I’m nearing the end of my first semester as a PhD student in Math education. Of the many lessons and content I learned over the past few months, I’d like to share two (for now).

*Lesson 1) There is a much richer scholarship and history of social justice in math education research than you’d think (or that I’d have thought).*

I should certainly restrict this to myself, but my guess is it applies broadly. It wasn’t until, say 2014 or 2015 that social justice issues in math education began to appear in mainstream professional development and conferences. Or at least, that’s my perception based on my limited and biased math content that I consume. I certainly didn’t see “equity committees” or “director of equity” job positions until around the mid 2010’s (not that that’s the best indicator, as I’m skeptical that these positions help organizations actually promote equity in the world).

There is a robust library of scholarship around Critical Race Theory and social justice that we’re only now seeing in practitioner-based commentary, conferences, and professional development. And much of said commentary only appears in a mealy-mouthed or perfunctory manner. Imagine how much further along we’d be if we’d (again: I’d) done our homework, drawing on the expertise of some of the giants in the field such as the Maisie Gholson, Danny Martin, Rochelle Gutierrez, and other Black and Latino/a scholars. While I was cursorily familiar with some of these and other scholars’ work from recent articles, it behooves me to look back at research on social justice that predates 2010.

*Lesson 2) I need to be doing more *math* in professional development.*

Again, I’m writing this but pointing the finger at myself.

In one of my classes we started off every session with fraction problems, most of which were taken from Lamon (2012). While ostensibly these are problems for students anywhere from Grade 3 to 5, they provided rich discussion and avenues for learning. We were able to question things like, “why can’t we have a fraction within a fraction?”

But you don’t have to take my word for it! There is also research to support this. In a lengthy study, Campbell et al. (2004) found that student growth occurred when teachers had both the belief that students could succeed *and* the requisite pedagogical and content knowledge.

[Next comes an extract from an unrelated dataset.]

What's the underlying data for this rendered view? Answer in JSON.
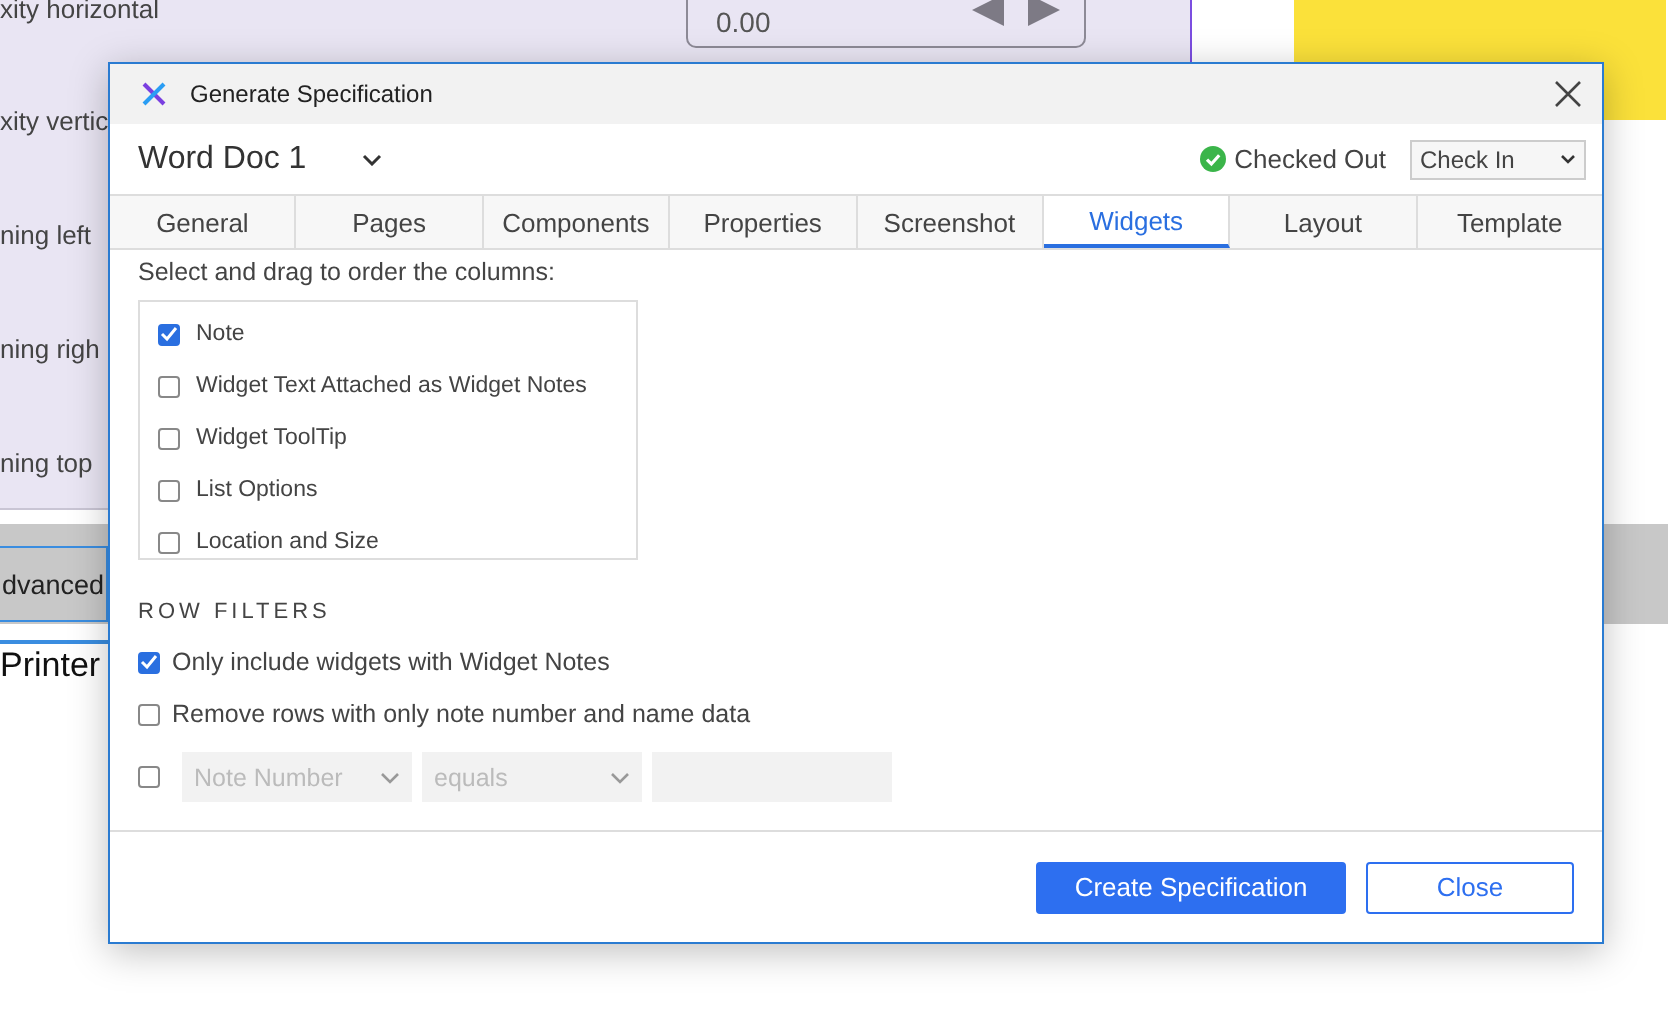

Going forward I’d like to incorporate more *doing math* in my professional development. A lot of times I facilitate a *little bit* of a problem, typically the launch to a problem-based activity. However, there’s also much to learn about the actual doing of the math itself and the discussion it produces.

Unfortunately, this does take time. Our fifth grade fraction problems would take 5-10 minutes to solve and up to 40 minutes to discuss. And as rich as those discussions are, it’s challenging to yield that much time in a conference or PD session. But if we want to be “research based” then I need to figure it out.

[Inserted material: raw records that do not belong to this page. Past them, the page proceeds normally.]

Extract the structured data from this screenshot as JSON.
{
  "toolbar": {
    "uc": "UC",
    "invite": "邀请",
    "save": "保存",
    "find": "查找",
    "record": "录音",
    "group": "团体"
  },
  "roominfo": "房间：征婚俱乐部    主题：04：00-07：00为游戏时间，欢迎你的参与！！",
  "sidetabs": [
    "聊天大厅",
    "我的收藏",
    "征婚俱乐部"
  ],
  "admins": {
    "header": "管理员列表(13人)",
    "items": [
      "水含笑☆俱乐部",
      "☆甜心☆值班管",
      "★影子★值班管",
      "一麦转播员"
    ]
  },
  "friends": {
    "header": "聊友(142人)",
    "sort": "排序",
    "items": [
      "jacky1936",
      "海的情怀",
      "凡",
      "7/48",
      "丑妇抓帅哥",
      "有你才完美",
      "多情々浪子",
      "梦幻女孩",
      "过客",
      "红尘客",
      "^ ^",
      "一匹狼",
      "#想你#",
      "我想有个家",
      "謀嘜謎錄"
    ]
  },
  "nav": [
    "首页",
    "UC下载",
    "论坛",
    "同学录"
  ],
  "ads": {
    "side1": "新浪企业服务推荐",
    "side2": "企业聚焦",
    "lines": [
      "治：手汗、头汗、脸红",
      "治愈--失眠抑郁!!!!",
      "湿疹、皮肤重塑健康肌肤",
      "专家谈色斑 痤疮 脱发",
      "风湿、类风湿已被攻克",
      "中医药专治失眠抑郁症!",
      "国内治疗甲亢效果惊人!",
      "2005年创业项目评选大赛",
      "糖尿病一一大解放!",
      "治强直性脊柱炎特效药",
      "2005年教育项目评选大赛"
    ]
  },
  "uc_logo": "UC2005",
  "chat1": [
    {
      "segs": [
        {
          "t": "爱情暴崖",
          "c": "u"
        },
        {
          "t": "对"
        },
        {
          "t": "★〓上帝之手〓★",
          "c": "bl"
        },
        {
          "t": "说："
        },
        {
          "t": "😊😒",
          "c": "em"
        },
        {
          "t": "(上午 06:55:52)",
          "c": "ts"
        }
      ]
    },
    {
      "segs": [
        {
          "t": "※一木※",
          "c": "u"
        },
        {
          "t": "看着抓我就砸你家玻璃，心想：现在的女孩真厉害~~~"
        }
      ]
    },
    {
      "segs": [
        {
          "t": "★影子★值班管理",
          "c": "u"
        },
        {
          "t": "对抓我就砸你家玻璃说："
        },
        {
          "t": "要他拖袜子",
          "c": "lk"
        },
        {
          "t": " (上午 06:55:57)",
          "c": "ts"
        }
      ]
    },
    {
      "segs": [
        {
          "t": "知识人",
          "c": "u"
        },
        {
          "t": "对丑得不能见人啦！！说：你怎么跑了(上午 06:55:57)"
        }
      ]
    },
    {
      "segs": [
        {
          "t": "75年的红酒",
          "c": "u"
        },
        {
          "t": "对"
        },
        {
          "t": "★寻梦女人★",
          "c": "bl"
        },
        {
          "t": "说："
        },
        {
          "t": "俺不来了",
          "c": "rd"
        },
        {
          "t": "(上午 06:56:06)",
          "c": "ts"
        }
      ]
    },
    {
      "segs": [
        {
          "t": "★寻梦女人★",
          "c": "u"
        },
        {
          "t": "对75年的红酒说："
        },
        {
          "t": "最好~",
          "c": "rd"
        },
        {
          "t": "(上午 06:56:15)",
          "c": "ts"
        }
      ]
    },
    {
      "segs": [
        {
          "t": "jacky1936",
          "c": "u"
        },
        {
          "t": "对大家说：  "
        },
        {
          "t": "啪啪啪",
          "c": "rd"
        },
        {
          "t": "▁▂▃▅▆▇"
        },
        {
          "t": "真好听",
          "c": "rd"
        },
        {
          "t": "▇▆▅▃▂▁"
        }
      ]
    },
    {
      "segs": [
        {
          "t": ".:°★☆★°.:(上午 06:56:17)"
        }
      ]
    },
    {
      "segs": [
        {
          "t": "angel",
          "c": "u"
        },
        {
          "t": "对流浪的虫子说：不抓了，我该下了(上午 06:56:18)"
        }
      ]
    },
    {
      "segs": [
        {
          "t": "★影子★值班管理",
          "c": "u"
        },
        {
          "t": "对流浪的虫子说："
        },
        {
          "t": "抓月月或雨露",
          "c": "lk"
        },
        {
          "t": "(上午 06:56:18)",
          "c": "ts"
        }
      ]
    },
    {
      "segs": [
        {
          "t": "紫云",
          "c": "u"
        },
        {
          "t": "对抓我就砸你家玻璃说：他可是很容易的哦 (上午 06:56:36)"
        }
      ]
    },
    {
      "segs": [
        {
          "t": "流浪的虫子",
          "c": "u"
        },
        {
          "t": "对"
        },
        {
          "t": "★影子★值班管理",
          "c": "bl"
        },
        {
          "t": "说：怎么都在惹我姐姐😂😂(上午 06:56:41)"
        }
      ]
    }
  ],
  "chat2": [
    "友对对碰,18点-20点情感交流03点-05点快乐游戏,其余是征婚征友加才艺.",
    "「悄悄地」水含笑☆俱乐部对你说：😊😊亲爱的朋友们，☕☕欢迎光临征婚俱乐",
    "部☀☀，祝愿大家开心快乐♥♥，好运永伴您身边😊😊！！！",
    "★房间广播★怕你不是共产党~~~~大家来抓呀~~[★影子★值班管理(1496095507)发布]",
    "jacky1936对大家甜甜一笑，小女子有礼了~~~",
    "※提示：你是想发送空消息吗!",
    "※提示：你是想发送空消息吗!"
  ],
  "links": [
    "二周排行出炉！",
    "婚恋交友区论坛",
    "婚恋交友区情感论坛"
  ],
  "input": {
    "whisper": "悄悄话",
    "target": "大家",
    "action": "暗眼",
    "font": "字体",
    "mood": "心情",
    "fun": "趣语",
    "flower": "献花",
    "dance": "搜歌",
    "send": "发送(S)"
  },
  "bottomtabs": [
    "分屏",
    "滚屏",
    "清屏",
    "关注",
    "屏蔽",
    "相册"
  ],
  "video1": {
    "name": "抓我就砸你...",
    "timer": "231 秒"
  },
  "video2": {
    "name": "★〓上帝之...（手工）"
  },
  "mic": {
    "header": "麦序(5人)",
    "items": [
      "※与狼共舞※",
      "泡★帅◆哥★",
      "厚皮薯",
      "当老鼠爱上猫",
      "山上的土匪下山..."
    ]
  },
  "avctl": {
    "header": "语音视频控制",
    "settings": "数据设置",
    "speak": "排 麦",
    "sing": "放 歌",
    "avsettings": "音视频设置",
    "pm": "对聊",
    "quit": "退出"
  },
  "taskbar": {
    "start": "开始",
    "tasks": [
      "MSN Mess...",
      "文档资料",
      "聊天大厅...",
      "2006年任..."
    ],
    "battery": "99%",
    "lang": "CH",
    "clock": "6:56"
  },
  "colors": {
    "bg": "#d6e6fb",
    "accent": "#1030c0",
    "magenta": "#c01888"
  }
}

And it’s also quite fun.

I have more lessons learned and insights based on my coursework that I’ll continue to share in future posts. I also learned quite a bit from producing papers on assessment that will surely appear on this blog and other places.

If you’re interested (for some strange reason) on other reflections over the course of the semester, you can check out the tab at the top of this website that says “Geoff’s PhD Musings.” We were required to keep a journal of our weekly progression. Some of it is math research related, much of it is not. It’s certainly not required reading.

**References**

Campbell, P. F., Nishio, M., Smith, T. M., Clark, L. M., Conant, D. L., Rust, A. H., Neumayer DePiper, J., Frank, T. J., Griffin, M. J., & Choi, Y. (2014). The relationship between teachers’ mathematical content and pedagogical knowledge, teachers’ perceptions, and student achievement. *Journal for Research in Mathematics Education*, *45*(4), 419-459.

Lamon, S. J. (2012). *Teaching fractions and ratios for understanding: Essential content knowledge and instructional strategies for teachers* (3rd Edition). New York: Routledge.

Are you familiar with Marilyn Frankenstein’s work or Nel Nodding’s work or Ole Skovsmose? Their work on critical mathematics education guided me in the late 1990’s.

I was exposed to Frankenstein this semester, but haven’t seen as Nodding or Skovsmose. I’ll be sure to do so during the holiday break.